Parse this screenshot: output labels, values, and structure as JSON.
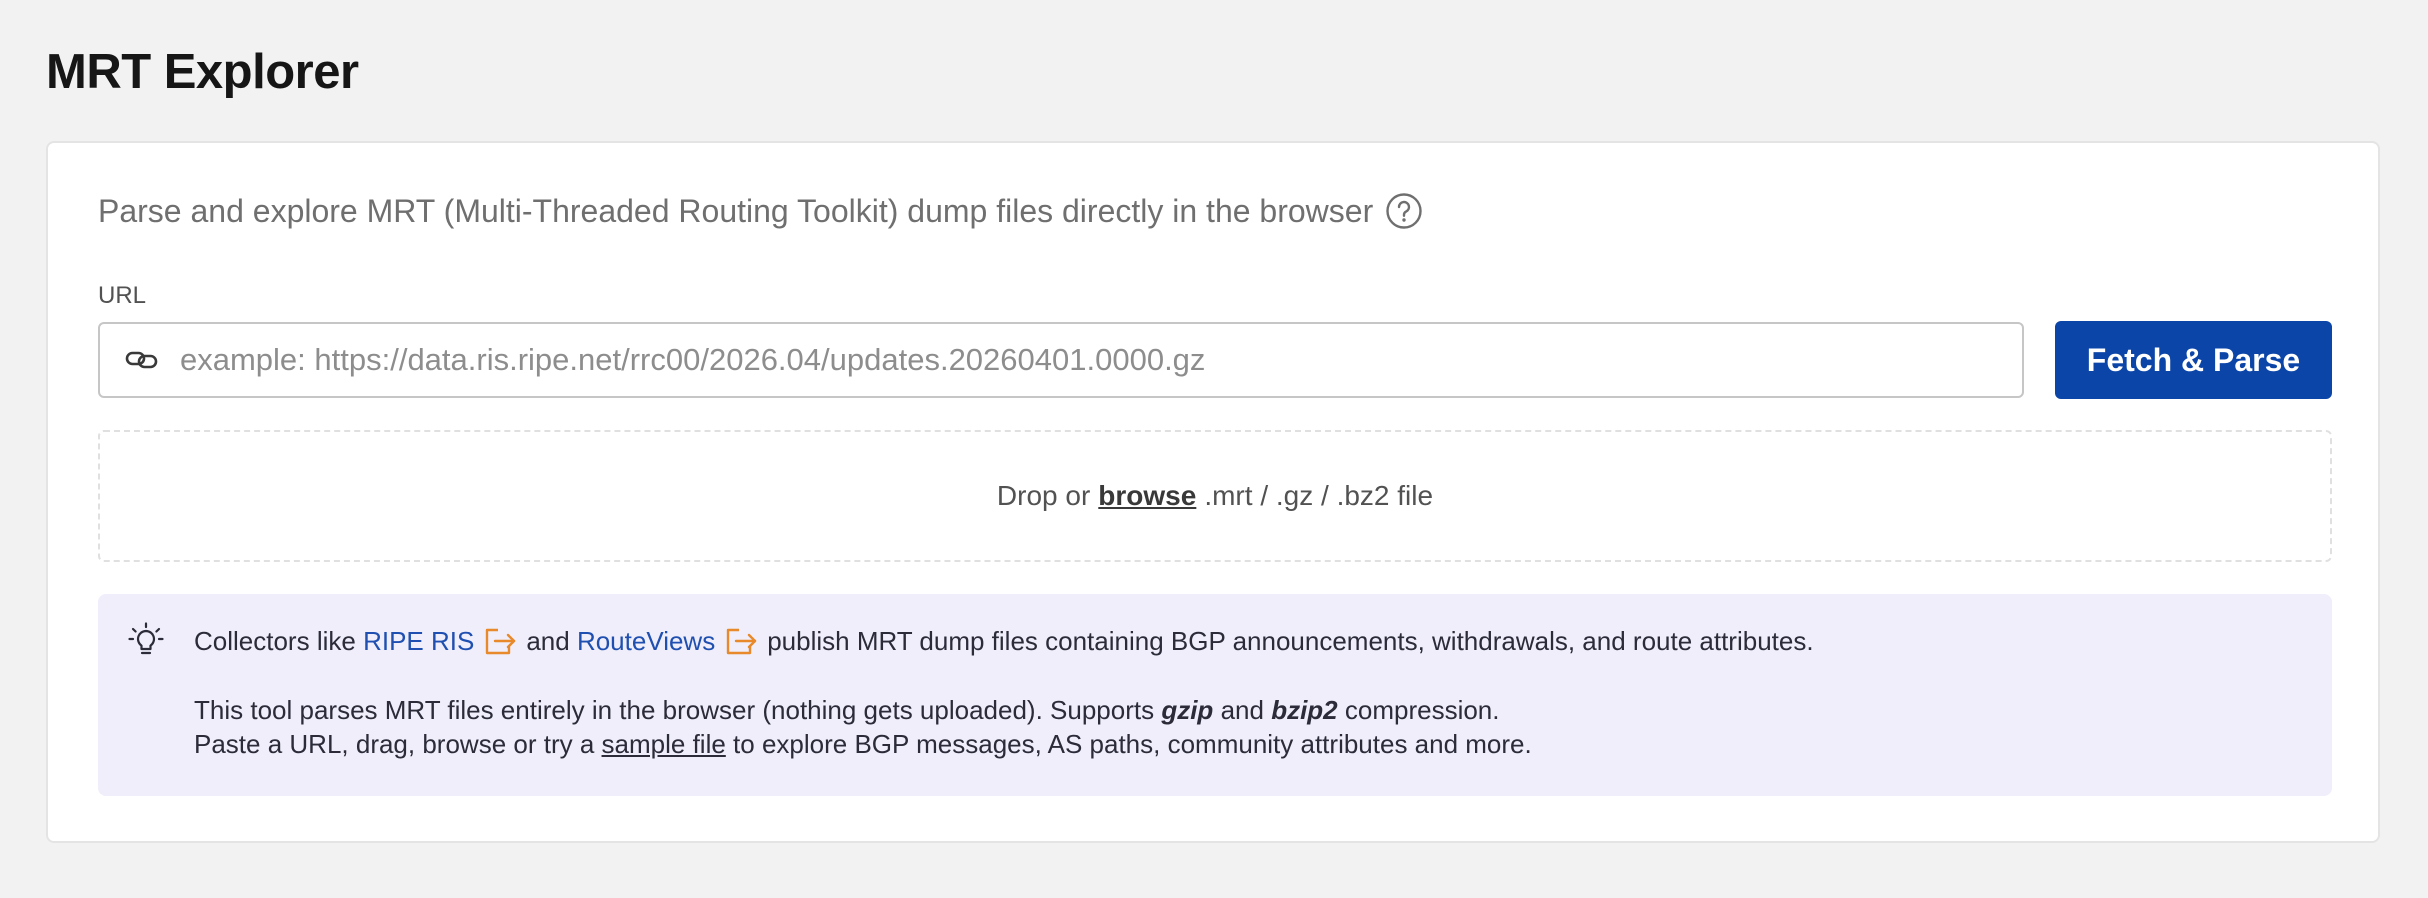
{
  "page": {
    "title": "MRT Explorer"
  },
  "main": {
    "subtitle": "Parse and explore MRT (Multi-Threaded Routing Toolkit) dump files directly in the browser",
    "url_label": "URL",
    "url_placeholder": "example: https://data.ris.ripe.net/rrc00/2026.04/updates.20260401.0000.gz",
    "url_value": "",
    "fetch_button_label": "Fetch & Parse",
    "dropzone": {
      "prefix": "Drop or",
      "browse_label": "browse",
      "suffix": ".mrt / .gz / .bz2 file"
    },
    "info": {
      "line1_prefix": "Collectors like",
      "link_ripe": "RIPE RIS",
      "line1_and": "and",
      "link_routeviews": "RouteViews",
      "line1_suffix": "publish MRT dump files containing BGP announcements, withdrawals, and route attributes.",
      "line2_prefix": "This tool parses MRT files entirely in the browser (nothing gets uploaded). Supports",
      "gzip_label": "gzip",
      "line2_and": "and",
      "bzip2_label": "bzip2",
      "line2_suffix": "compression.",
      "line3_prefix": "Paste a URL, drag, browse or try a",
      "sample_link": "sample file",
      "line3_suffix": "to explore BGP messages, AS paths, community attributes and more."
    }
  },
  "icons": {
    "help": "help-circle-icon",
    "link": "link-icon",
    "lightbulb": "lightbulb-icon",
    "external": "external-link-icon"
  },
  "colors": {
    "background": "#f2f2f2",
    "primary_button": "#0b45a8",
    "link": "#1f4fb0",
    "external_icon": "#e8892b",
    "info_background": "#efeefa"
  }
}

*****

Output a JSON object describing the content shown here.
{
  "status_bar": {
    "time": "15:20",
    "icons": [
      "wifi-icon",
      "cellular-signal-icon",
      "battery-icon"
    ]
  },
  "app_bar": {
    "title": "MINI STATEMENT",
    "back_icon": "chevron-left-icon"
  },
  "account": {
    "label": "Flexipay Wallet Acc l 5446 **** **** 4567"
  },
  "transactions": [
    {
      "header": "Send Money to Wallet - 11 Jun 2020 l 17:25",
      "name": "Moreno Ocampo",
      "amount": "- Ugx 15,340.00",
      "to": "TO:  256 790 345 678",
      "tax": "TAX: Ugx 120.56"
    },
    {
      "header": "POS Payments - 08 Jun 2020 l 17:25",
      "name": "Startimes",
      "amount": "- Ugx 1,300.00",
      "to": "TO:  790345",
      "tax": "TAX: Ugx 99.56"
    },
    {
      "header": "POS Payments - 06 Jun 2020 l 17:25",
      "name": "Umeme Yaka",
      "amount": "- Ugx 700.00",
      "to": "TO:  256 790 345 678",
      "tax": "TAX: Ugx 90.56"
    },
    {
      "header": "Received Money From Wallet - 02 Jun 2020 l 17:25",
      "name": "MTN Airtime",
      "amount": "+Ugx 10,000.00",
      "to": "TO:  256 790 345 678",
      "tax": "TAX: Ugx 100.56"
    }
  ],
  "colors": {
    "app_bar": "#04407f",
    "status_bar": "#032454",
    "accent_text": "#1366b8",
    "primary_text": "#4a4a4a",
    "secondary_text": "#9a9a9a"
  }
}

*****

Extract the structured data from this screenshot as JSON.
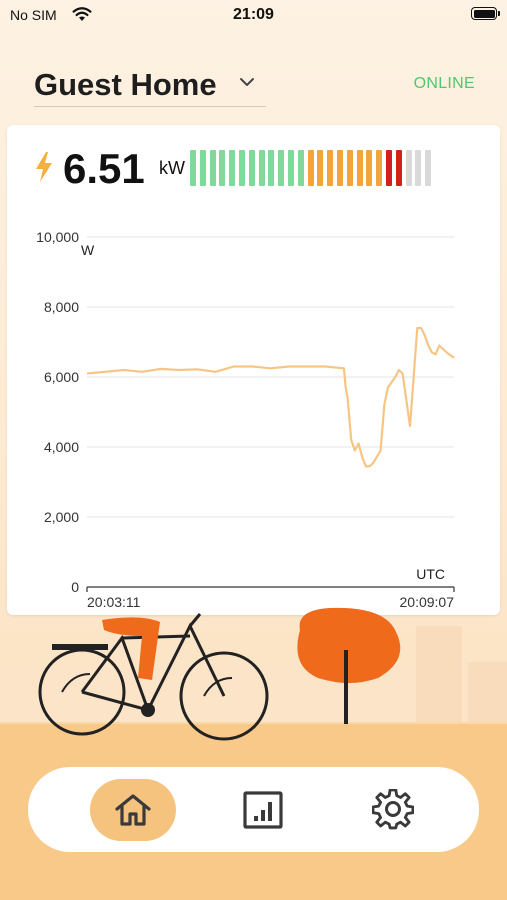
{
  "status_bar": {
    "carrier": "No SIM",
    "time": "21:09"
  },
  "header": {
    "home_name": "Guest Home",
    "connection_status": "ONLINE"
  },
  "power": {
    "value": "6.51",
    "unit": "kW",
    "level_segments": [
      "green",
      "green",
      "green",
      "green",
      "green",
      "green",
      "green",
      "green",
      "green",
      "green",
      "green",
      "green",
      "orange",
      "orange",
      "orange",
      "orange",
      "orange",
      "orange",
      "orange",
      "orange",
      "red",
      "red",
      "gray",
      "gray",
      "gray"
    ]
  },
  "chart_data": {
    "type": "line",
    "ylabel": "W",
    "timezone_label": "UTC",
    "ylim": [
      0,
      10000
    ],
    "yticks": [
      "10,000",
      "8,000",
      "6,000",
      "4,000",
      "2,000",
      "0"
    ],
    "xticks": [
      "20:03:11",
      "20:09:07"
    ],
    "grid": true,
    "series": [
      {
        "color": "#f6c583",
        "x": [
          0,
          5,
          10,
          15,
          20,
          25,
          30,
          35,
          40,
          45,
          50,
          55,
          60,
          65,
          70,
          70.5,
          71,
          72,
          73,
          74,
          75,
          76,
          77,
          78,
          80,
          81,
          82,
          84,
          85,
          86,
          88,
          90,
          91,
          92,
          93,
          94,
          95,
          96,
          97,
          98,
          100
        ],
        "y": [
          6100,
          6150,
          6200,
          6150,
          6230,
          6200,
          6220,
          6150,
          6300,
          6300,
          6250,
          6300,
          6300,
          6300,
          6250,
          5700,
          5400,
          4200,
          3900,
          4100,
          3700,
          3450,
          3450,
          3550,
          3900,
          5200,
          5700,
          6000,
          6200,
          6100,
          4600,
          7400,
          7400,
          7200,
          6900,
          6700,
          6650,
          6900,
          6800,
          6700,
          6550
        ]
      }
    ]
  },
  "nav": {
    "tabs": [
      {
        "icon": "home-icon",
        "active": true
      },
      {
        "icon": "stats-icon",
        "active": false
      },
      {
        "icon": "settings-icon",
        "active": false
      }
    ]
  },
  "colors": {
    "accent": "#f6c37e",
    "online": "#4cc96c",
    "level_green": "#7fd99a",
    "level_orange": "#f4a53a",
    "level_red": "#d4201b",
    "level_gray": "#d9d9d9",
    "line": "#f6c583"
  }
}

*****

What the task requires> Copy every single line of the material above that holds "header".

Your solution>
      "header": "Send Money to Wallet - 11 Jun 2020 l 17:25",
      "header": "POS Payments - 08 Jun 2020 l 17:25",
      "header": "POS Payments - 06 Jun 2020 l 17:25",
      "header": "Received Money From Wallet - 02 Jun 2020 l 17:25",
  "header": {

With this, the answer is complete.